Which idea in this week’s piece do you think is the most important?
As a mother and educator, loving my children and students comes easily. Yet Rabbi Sacks’ piece this week indicates that love is really not enough. There are times when unconditional love is necessary, yet this must be tempered with an understanding that this is not all society can be founded on. Principles, morals, and law are essential to create a dynamic that is healthy and sustainable. As a child it may be hard to be on the receiving end of this, yet it is important to recognise that this framework is not instead of love but an essential aspect of maintaining a loving family, school community, and society.
A parent who loves a child so much they allow them – while learning to drive – not to stop at a red light, not wanting their precious child to be forced wait, is not showing true love. Boundaries and law are there to protect all of us.
What influence did Rabbi Sacks have on your approach to education?
Rabbi Sacks always valued education as essential to the continuation of Judaism, and gave a sense of pride to those who chose to become educators.
This week Rabbi Sacks emphasises that without education there is no way to pass on our rich Jewish heritage. In a society where the youth are able to explore every subject possible in a deep and intellectual way, it is essential that our Jewish youth are fully aware of what it really means to be a Jew. It is not enough to just watch grandparents and parents perform Jewish rituals, we need to ensure that our Jewish future is secure with young Jews who understand our beautiful, rich heritage and who appreciate how mysterious and profound our legacy is.
As Rabbi Sacks once said, “To defend a country, you need an army. But to defend an identity, you need a school. Judaism is the religion of the book, not the sword.”
Question: What is the most common weekly reference to the laws of shaatnez (not mixing linen and wool together)?
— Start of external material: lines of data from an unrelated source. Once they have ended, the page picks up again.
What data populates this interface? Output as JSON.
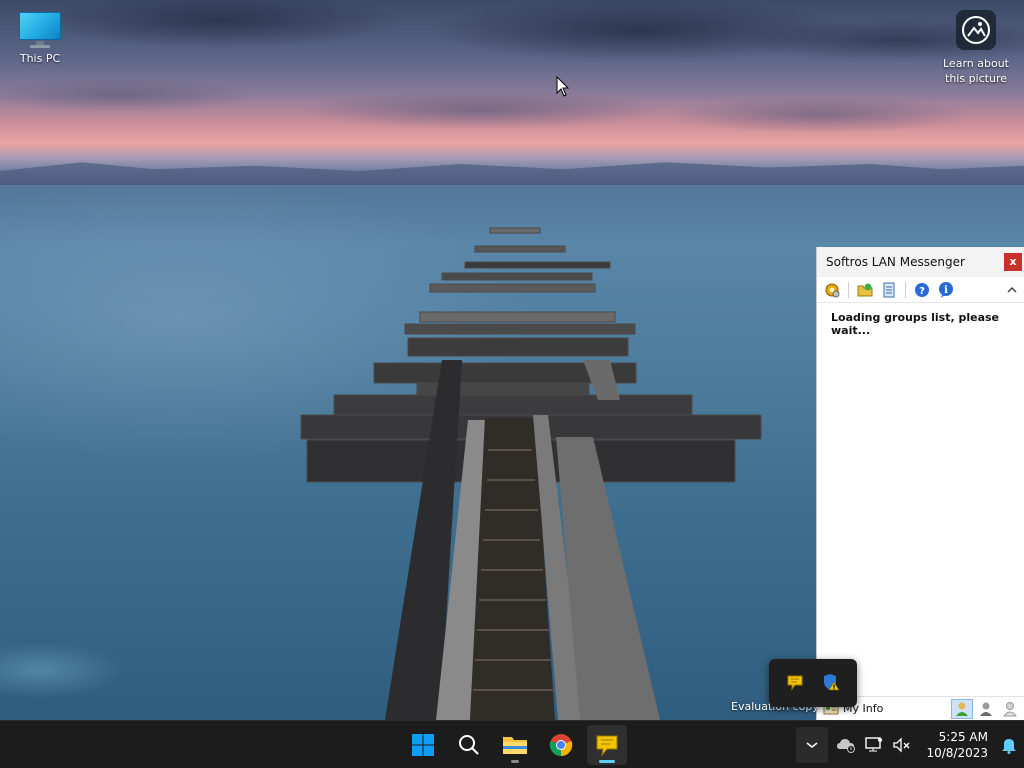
{
  "desktop": {
    "this_pc_label": "This PC",
    "learn_label": "Learn about\nthis picture"
  },
  "messenger": {
    "title": "Softros LAN Messenger",
    "close_label": "x",
    "loading_text": "Loading groups list, please wait...",
    "my_info_label": "My Info",
    "toolbar_icons": [
      "settings-gear-icon",
      "open-folder-icon",
      "message-history-icon",
      "help-icon",
      "about-info-icon"
    ]
  },
  "evaluation_text": "Evaluation copy",
  "tray_flyout": {
    "icons": [
      "softros-messenger-tray-icon",
      "security-warning-icon"
    ]
  },
  "taskbar": {
    "apps": [
      "start-button",
      "search-button",
      "file-explorer",
      "chrome",
      "softros-messenger"
    ],
    "clock_time": "5:25 AM",
    "clock_date": "10/8/2023"
  },
  "colors": {
    "taskbar_bg": "#1c1c1c",
    "accent": "#60cdff",
    "close_red": "#c9302c",
    "windows_blue": "#0f9ef5"
  }
}
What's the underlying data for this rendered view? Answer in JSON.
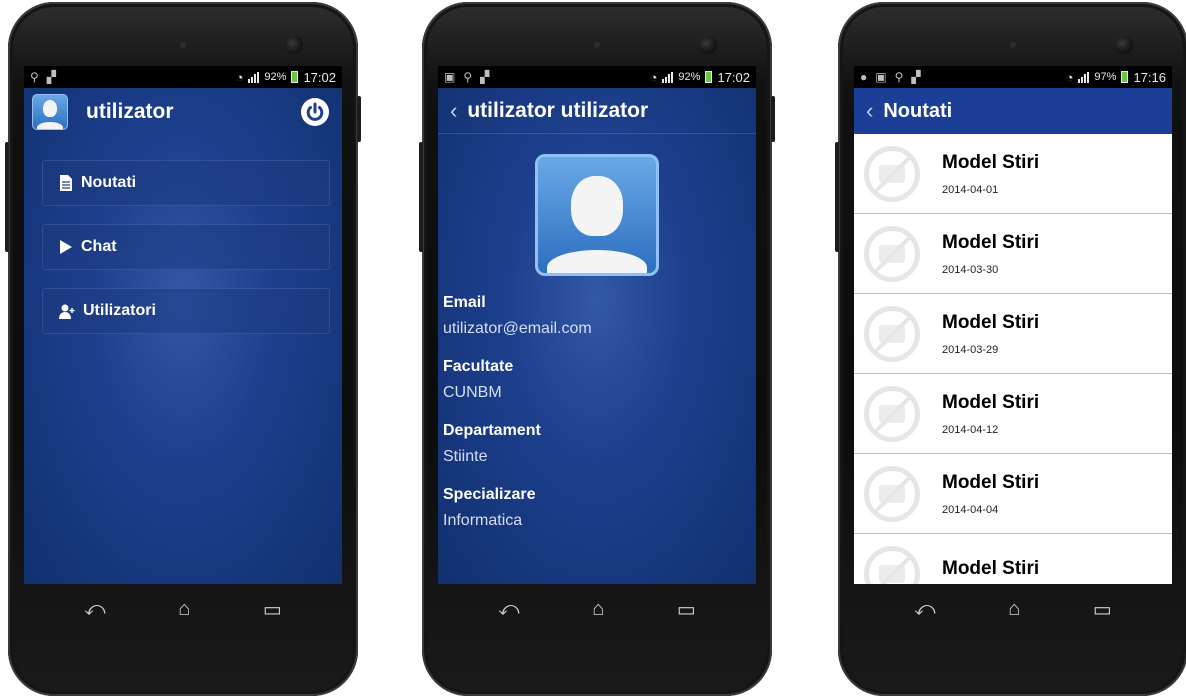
{
  "phone1": {
    "status": {
      "battery": "92%",
      "time": "17:02"
    },
    "header": {
      "title": "utilizator"
    },
    "menu": [
      {
        "label": "Noutati",
        "icon": "document-icon"
      },
      {
        "label": "Chat",
        "icon": "play-icon"
      },
      {
        "label": "Utilizatori",
        "icon": "add-user-icon"
      }
    ]
  },
  "phone2": {
    "status": {
      "battery": "92%",
      "time": "17:02"
    },
    "header": {
      "title": "utilizator utilizator",
      "back": "‹"
    },
    "fields": [
      {
        "label": "Email",
        "value": "utilizator@email.com"
      },
      {
        "label": "Facultate",
        "value": "CUNBM"
      },
      {
        "label": "Departament",
        "value": "Stiinte"
      },
      {
        "label": "Specializare",
        "value": "Informatica"
      }
    ]
  },
  "phone3": {
    "status": {
      "battery": "97%",
      "time": "17:16"
    },
    "header": {
      "title": "Noutati",
      "back": "‹"
    },
    "news": [
      {
        "title": "Model Stiri",
        "date": "2014-04-01"
      },
      {
        "title": "Model Stiri",
        "date": "2014-03-30"
      },
      {
        "title": "Model Stiri",
        "date": "2014-03-29"
      },
      {
        "title": "Model Stiri",
        "date": "2014-04-12"
      },
      {
        "title": "Model Stiri",
        "date": "2014-04-04"
      },
      {
        "title": "Model Stiri",
        "date": ""
      }
    ]
  },
  "colors": {
    "appbar": "#1b3f96",
    "accent_blue": "#11306f",
    "list_bg": "#ffffff"
  }
}
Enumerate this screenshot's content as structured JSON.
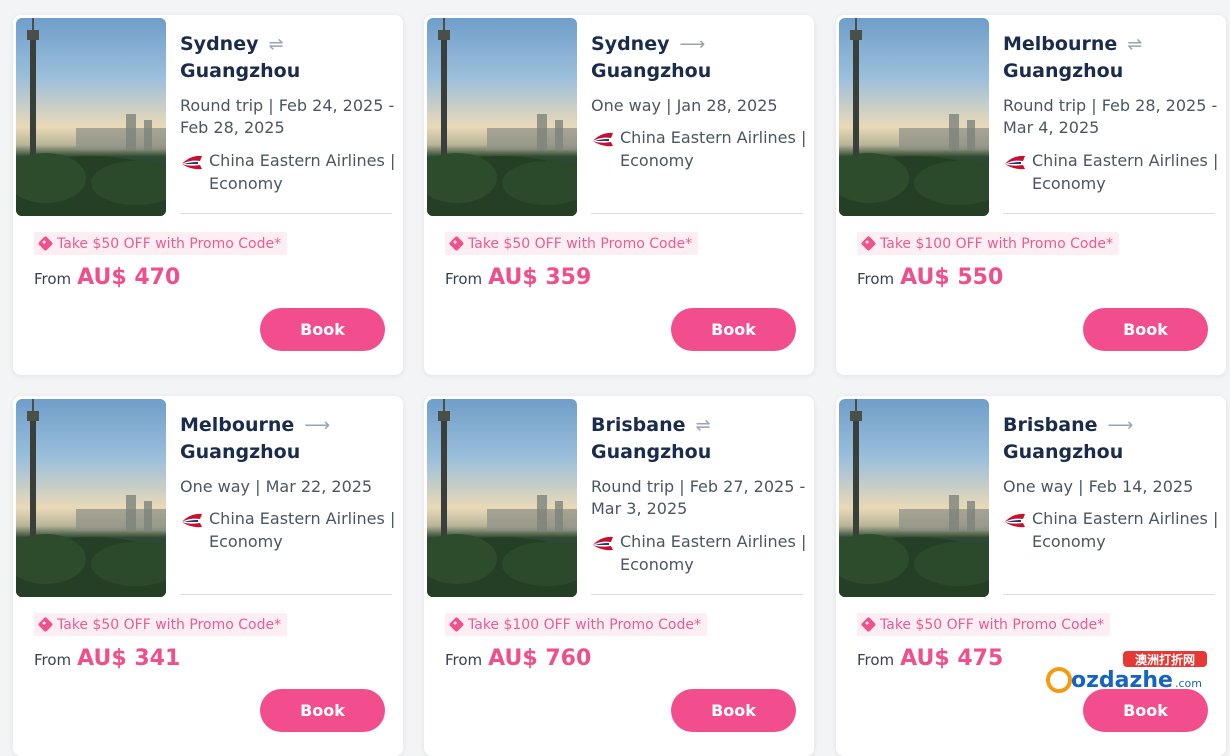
{
  "cards": [
    {
      "from": "Sydney",
      "to": "Guangzhou",
      "arrow": "⇌",
      "trip": "Round trip | Feb 24, 2025 - Feb 28, 2025",
      "airline": "China Eastern Airlines | Economy",
      "promo": "Take $50 OFF with Promo Code*",
      "from_label": "From",
      "price": "AU$ 470",
      "book": "Book"
    },
    {
      "from": "Sydney",
      "to": "Guangzhou",
      "arrow": "⟶",
      "trip": "One way | Jan 28, 2025",
      "airline": "China Eastern Airlines | Economy",
      "promo": "Take $50 OFF with Promo Code*",
      "from_label": "From",
      "price": "AU$ 359",
      "book": "Book"
    },
    {
      "from": "Melbourne",
      "to": "Guangzhou",
      "arrow": "⇌",
      "trip": "Round trip | Feb 28, 2025 - Mar 4, 2025",
      "airline": "China Eastern Airlines | Economy",
      "promo": "Take $100 OFF with Promo Code*",
      "from_label": "From",
      "price": "AU$ 550",
      "book": "Book"
    },
    {
      "from": "Melbourne",
      "to": "Guangzhou",
      "arrow": "⟶",
      "trip": "One way | Mar 22, 2025",
      "airline": "China Eastern Airlines | Economy",
      "promo": "Take $50 OFF with Promo Code*",
      "from_label": "From",
      "price": "AU$ 341",
      "book": "Book"
    },
    {
      "from": "Brisbane",
      "to": "Guangzhou",
      "arrow": "⇌",
      "trip": "Round trip | Feb 27, 2025 - Mar 3, 2025",
      "airline": "China Eastern Airlines | Economy",
      "promo": "Take $100 OFF with Promo Code*",
      "from_label": "From",
      "price": "AU$ 760",
      "book": "Book"
    },
    {
      "from": "Brisbane",
      "to": "Guangzhou",
      "arrow": "⟶",
      "trip": "One way | Feb 14, 2025",
      "airline": "China Eastern Airlines | Economy",
      "promo": "Take $50 OFF with Promo Code*",
      "from_label": "From",
      "price": "AU$ 475",
      "book": "Book"
    }
  ],
  "watermark": {
    "top_text": "澳洲打折网",
    "main_text": "ozdazhe",
    "suffix": ".com"
  },
  "colors": {
    "accent": "#f24e8d",
    "price": "#ef4f8c",
    "promo_bg": "#fdeef3",
    "title": "#1b2b4b"
  }
}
This question has been adapted from Torah IQ by David Woolf, a collection of 1500 Torah riddles, available worldwide on Amazon. For the answer, please head to the Education Companion section (directly below, in grey).
Torah Trivia: this week’s answer
The reference can be found in Eishet Chayil, which is sung every Friday night before Kiddush. This song contains the line, “darshah tzemer u’phishtim” – “she seeks wool and linen” (Mishlei 31:13).
Pirkei d’Rabbi Eliezer explains that this line alludes to Sarah, who insisted on her son Yitzchak being separated from Yishmael, because she understood the danger of them being together.
Written as an accompaniment to Rabbi Sacks’ weekly Covenant & Conversation essay, the Family Edition is aimed at connecting teenagers with his ideas and thoughts on the parsha.
With thanks to the Schimmel Family for their generous sponsorship of Covenant & Conversation, dedicated in loving memory of Harry (Chaim) Schimmel.
“I have loved the Torah of R’ Chaim Schimmel ever since I first encountered it. It strives to be not just about truth on the surface but also its connection to a deeper truth beneath. Together with Anna, his remarkable wife of 60 years, they built a life dedicated to love of family, community, and Torah. An extraordinary couple who have moved me beyond measure by the example of their lives.” — Rabbi Sacks